I take a few minutes to explain how the motion sensor works and demonstrate how the sensing head is adjustable. Then I show students a few sample motions, without showing a constant velocity case. This graph was produced by simply pointing the detector at the board and rocking back and forth:
After these demonstrations, I tell students that, as they finish their tests, they can form small groups to quietly to try to meet the "constant velocity challenge."
Students now take a test on electromagnetics and waves. This has been re-scheduled a couple of times, so students have had a fair amount of time to prepare for this. The test reflects the same kinds of questions as a previously distributed mock quiz, solutions to which have been posted electronically over the past two weeks. This is my commitment to test transparency - no question on this test should look unfamiliar. The test contains questions on waves and wave mathematics, the relationships between frequency, wavelength, and energy of electromagnetic waves, radioactive decay modes, and both wave and particle models of light.
My classroom is set up in a U-shape with additional students sitting at a lab bench behind the U. I separate students who are too close making use of a second lab bench in the very back of the room.
Students take about 45 minutes to complete the test.
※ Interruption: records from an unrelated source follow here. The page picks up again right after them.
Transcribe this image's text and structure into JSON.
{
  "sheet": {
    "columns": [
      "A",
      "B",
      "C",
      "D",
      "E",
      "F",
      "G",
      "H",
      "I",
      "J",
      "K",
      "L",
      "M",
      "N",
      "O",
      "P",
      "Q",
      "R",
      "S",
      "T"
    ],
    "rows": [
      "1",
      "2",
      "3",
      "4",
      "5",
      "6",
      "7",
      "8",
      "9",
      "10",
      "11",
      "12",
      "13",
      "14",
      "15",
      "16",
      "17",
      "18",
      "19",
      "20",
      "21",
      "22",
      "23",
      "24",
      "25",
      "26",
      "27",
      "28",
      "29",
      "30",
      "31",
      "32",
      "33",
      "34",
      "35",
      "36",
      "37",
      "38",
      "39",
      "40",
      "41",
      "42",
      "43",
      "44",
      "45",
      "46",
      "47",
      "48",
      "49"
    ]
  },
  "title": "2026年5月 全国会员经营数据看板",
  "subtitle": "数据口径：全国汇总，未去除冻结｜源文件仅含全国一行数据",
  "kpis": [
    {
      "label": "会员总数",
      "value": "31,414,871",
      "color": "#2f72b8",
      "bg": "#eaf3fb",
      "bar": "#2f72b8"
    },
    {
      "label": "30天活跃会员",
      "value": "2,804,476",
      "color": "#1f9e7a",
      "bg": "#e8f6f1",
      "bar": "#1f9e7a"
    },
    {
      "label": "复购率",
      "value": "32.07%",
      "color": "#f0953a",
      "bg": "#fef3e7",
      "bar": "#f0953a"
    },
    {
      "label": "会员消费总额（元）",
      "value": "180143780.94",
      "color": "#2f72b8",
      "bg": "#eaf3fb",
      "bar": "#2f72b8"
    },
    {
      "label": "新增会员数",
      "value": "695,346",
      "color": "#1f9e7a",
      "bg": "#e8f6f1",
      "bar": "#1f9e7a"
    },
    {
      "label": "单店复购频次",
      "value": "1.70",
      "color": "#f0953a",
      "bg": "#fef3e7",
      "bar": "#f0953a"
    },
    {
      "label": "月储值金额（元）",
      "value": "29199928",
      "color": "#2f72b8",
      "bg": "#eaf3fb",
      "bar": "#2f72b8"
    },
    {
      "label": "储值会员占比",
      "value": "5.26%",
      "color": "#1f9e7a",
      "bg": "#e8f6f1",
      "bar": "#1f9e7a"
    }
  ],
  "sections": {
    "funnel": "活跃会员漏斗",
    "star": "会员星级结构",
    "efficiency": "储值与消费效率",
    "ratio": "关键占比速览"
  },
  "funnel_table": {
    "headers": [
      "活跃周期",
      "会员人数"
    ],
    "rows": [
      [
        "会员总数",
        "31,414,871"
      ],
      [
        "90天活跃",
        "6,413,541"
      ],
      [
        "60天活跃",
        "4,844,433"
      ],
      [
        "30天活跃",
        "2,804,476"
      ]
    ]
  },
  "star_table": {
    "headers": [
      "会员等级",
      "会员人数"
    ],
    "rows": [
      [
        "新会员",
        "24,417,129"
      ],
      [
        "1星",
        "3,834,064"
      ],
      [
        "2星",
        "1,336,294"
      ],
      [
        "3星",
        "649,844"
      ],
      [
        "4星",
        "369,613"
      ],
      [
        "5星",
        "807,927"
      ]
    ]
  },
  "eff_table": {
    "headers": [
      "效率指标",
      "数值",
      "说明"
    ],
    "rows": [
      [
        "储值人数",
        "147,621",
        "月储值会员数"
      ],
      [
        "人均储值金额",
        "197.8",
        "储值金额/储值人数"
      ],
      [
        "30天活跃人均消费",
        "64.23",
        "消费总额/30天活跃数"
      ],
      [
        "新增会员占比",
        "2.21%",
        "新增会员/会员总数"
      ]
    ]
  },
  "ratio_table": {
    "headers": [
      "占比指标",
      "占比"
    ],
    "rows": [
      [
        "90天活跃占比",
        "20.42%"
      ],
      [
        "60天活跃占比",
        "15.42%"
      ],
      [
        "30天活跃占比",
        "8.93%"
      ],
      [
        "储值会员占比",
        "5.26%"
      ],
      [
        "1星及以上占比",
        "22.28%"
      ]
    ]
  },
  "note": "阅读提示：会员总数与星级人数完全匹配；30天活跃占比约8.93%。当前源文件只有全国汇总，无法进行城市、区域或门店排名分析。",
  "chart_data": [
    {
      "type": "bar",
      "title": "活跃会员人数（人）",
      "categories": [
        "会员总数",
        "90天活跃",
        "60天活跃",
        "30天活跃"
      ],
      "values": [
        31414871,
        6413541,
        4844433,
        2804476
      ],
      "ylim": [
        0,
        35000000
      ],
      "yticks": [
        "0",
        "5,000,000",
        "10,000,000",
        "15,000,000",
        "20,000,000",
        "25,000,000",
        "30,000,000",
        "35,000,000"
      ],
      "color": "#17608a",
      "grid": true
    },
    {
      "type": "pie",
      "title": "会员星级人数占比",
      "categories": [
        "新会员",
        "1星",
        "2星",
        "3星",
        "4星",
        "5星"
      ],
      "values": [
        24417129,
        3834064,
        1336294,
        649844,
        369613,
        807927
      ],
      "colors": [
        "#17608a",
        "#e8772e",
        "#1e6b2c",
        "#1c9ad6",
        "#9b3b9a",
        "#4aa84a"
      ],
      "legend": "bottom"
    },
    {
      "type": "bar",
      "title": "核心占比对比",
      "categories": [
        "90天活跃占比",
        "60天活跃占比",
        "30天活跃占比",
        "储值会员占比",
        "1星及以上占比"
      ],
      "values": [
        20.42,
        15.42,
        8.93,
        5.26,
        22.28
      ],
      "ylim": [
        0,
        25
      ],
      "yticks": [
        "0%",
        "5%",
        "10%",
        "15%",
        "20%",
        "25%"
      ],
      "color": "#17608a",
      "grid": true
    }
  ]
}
Formulas and constants are provided and they are welcome to use a periodic table that is provided to them as well.
As students finish, they submit their tests to me and find a group to work with on the "constant velocity challenge."
Students self-assemble into small teams and wander out into the hallway to do their work. This is a welcome and spontaneous gesture on their parts, acknowledging that others are still focused on the test. Their challenge is to "capture" a constant velocity event, which prompts several conversations about what kind of evidence they should see on their devices. Another, more general goal, however, is to build capacity and comfort with the motion detectors. We will use these devices throughout the rest of this year and I would like students to be familiar with them.
Though the stated goal is to create constant velocity events, students inevitably wind up exploring other types of motion. Here, some students explore motion both forward and backwards.
Here's a sample of some wave-like motion. Note the sine wave position function (top graph) and the corresponding cosine-like wave of the velocity function (bottom graph). For my students taking calculus, this is particularly noteworthy!
After all students complete the test, students return from the hallway to work inside the classroom. These boys decide to create a rig that allows a piece of paper to slide down with a constant velocity. The personal investment is admirable even if it is at the expense of working with the motion detectors.
We continue in this mode until there are about ten minutes left, at which point I ask some student teams to come to the board to demonstrate what they've found.
In the final few minutes, students come to the board and re-enact successful scenarios of their own using my computer. I share two examples below. In the first, the student simply points the detector at the board and walks away at a steady pace for about five seconds, at which point he stops. The linear position graph is good evidence of a constant velocity and the flat-line after five seconds reminds us that velocity is about a change in position over time.
Another student team shows a similar strategy. In this case, I demonstrate to students how to use the software to get a best fit line which includes a report on the slope of the line. So, despite the wobble in the data, this event features a velocity of about .17 meters per second. This feature has great relevance and value to our continued study of objects in motion.